“You’re either going to tell the truth, or not tell the truth. To indicate that this council don’t care about senior citizens, anyplace in this county, is untrue. It is silly and inappropriate. We’re concerned about every citizen in this community, wherever they live. If it’s south county, north county, west county or central, it makes no difference.

“But my friends, if you don’t have the money, somebody’s going to get cut. It’s unfortunate. We’ve got to do the very best that we can, to show leadership, to move our community forward. I would suggest to you that, if some people on this council would’ve supported the MetroLink, we wouldn’t be in this condition today; it would be resolved …,” Dooley said. “But it’s unfortunate when you’re just in it for political football that makes no sense whatsoever. We got the money. Move forward. And that’s it.”

Stenger, however, maintained that delaying the appropriation “is not a game.”

“It’s real. This is the residents of the 6th District getting their share of their Metro tax dollars, and that’s what I’m fighting for,” he told the Call. “Those who would call this a game, and call it ‘political football’ are in fact the individuals who are calling the shots on this issue. They’re the ones who are allocating the money, but it’s my job to either appropriate it or not appropriate it.

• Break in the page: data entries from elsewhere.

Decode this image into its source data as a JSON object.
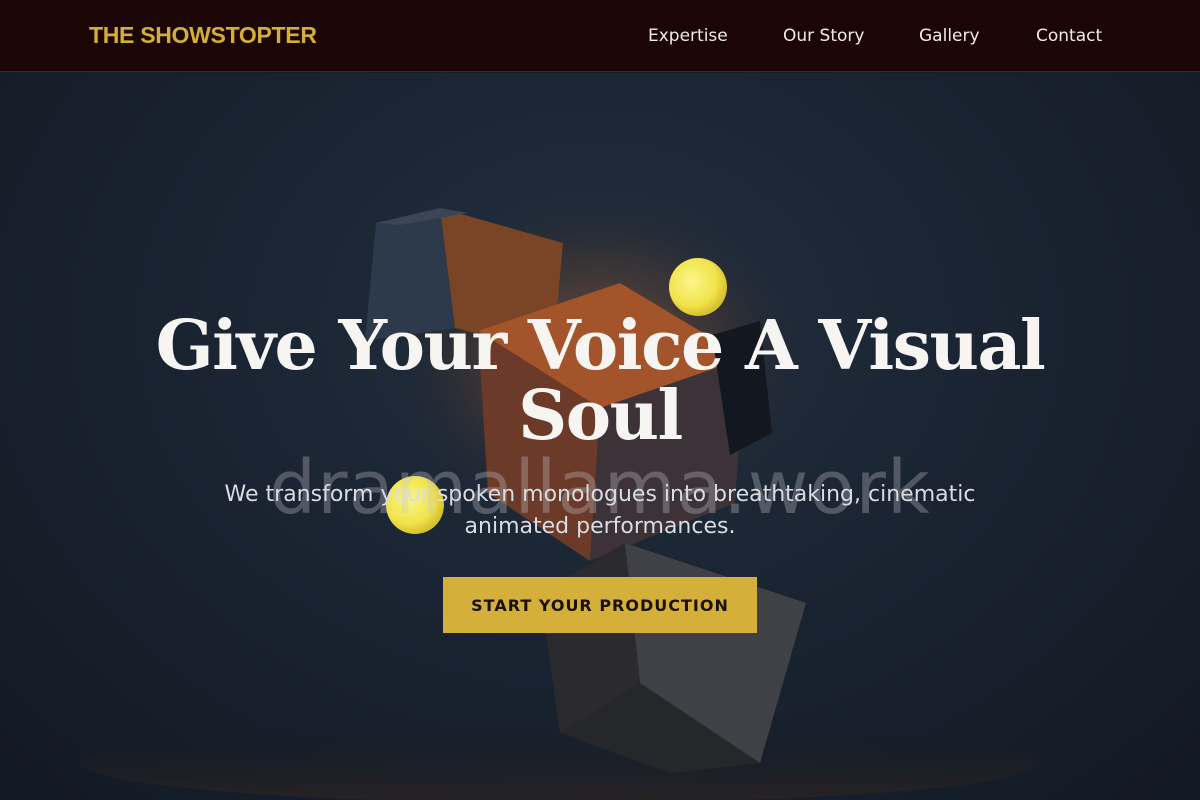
{
  "header": {
    "brand": "THE SHOWSTOPTER",
    "nav": [
      {
        "label": "Expertise"
      },
      {
        "label": "Our Story"
      },
      {
        "label": "Gallery"
      },
      {
        "label": "Contact"
      }
    ]
  },
  "hero": {
    "title": "Give Your Voice A Visual Soul",
    "subtitle": "We transform your spoken monologues into breathtaking, cinematic animated performances.",
    "cta_label": "START YOUR PRODUCTION",
    "watermark": "dramallama.work"
  },
  "colors": {
    "header_bg": "#1b0505",
    "brand": "#d4af37",
    "accent_button": "#d4b03a",
    "hero_bg": "#1a2432",
    "sphere": "#f4ea5a"
  }
}
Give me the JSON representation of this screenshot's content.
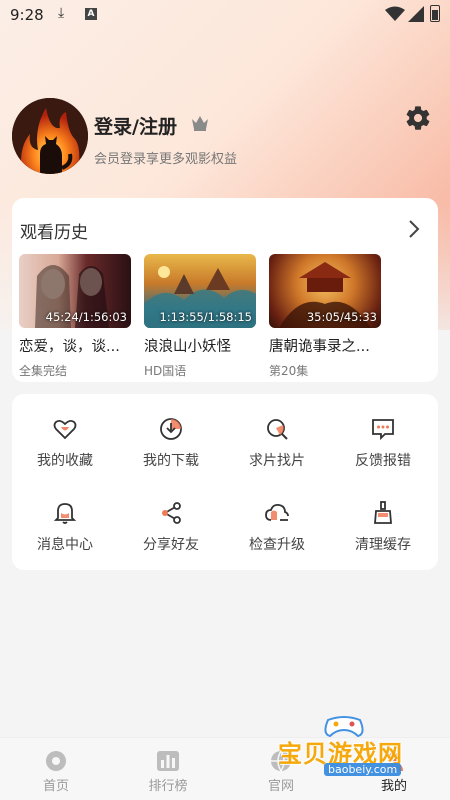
{
  "status_bar": {
    "time": "9:28"
  },
  "profile": {
    "login_label": "登录/注册",
    "subtitle": "会员登录享更多观影权益"
  },
  "history": {
    "title": "观看历史",
    "items": [
      {
        "time": "45:24/1:56:03",
        "name": "恋爱，谈，谈...",
        "sub": "全集完结"
      },
      {
        "time": "1:13:55/1:58:15",
        "name": "浪浪山小妖怪",
        "sub": "HD国语"
      },
      {
        "time": "35:05/45:33",
        "name": "唐朝诡事录之...",
        "sub": "第20集"
      }
    ]
  },
  "menu": {
    "items": [
      {
        "label": "我的收藏",
        "icon": "heart-icon"
      },
      {
        "label": "我的下载",
        "icon": "download-icon"
      },
      {
        "label": "求片找片",
        "icon": "search-film-icon"
      },
      {
        "label": "反馈报错",
        "icon": "feedback-icon"
      },
      {
        "label": "消息中心",
        "icon": "bell-icon"
      },
      {
        "label": "分享好友",
        "icon": "share-icon"
      },
      {
        "label": "检查升级",
        "icon": "cloud-upgrade-icon"
      },
      {
        "label": "清理缓存",
        "icon": "broom-icon"
      }
    ]
  },
  "nav": {
    "tabs": [
      {
        "label": "首页",
        "icon": "home-icon"
      },
      {
        "label": "排行榜",
        "icon": "ranking-icon"
      },
      {
        "label": "官网",
        "icon": "website-icon"
      },
      {
        "label": "我的",
        "icon": "profile-icon",
        "active": true
      }
    ]
  },
  "watermark": {
    "text": "宝贝游戏网",
    "url": "baobeiy.com"
  },
  "colors": {
    "accent": "#f07a56",
    "icon_stroke": "#333333",
    "gradient_end": "#f6a890"
  }
}
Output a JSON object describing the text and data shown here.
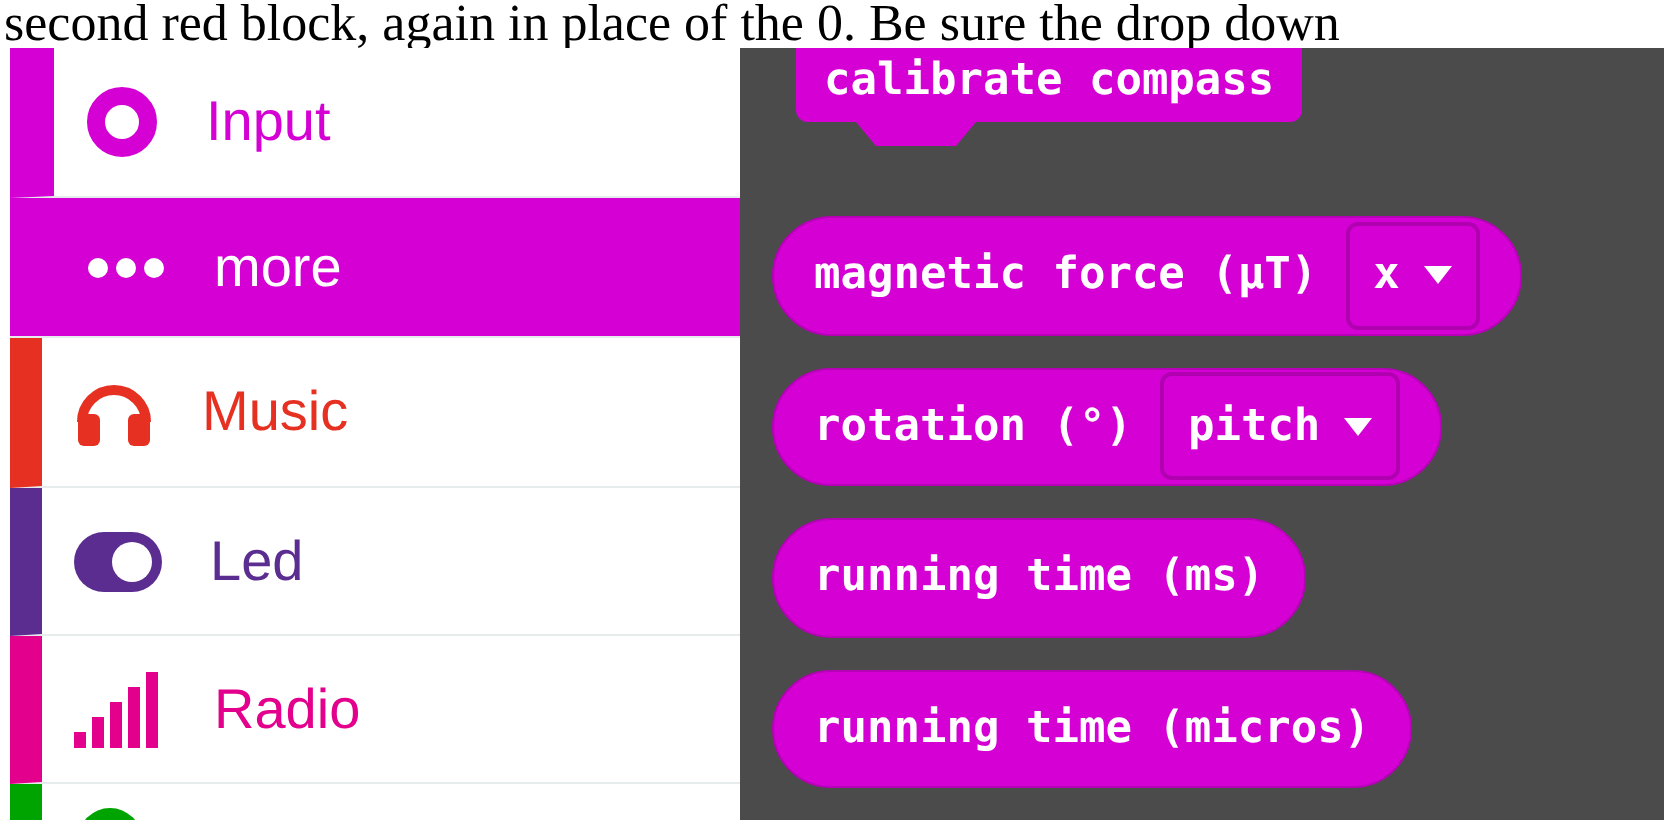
{
  "caption": "second red block, again in place of the 0. Be sure the drop down",
  "categories": [
    {
      "label": "Input",
      "kind": "input",
      "color": "#d400d4",
      "selected": false,
      "expanded": true,
      "children": [
        {
          "label": "more",
          "kind": "dots",
          "selected": true
        }
      ]
    },
    {
      "label": "Music",
      "kind": "headphones",
      "color": "#e63022",
      "selected": false,
      "expanded": false
    },
    {
      "label": "Led",
      "kind": "toggle",
      "color": "#5c2d91",
      "selected": false,
      "expanded": false
    },
    {
      "label": "Radio",
      "kind": "signal",
      "color": "#e3008c",
      "selected": false,
      "expanded": false
    },
    {
      "kind": "cut",
      "color": "#00a400",
      "selected": false,
      "expanded": false
    }
  ],
  "blocks": [
    {
      "label": "calibrate compass",
      "kind": "statement"
    },
    {
      "label": "magnetic force (µT)",
      "kind": "reporter",
      "dropdown": "x"
    },
    {
      "label": "rotation (°)",
      "kind": "reporter",
      "dropdown": "pitch"
    },
    {
      "label": "running time (ms)",
      "kind": "reporter"
    },
    {
      "label": "running time (micros)",
      "kind": "reporter"
    }
  ]
}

“Once again, we’re seeing checks and balances in action here, and if those who are going to be calling the shots on the allocations cut the 6th District out, then I’m going to exercise my check and balance and vote ‘no’ on the appropriation.”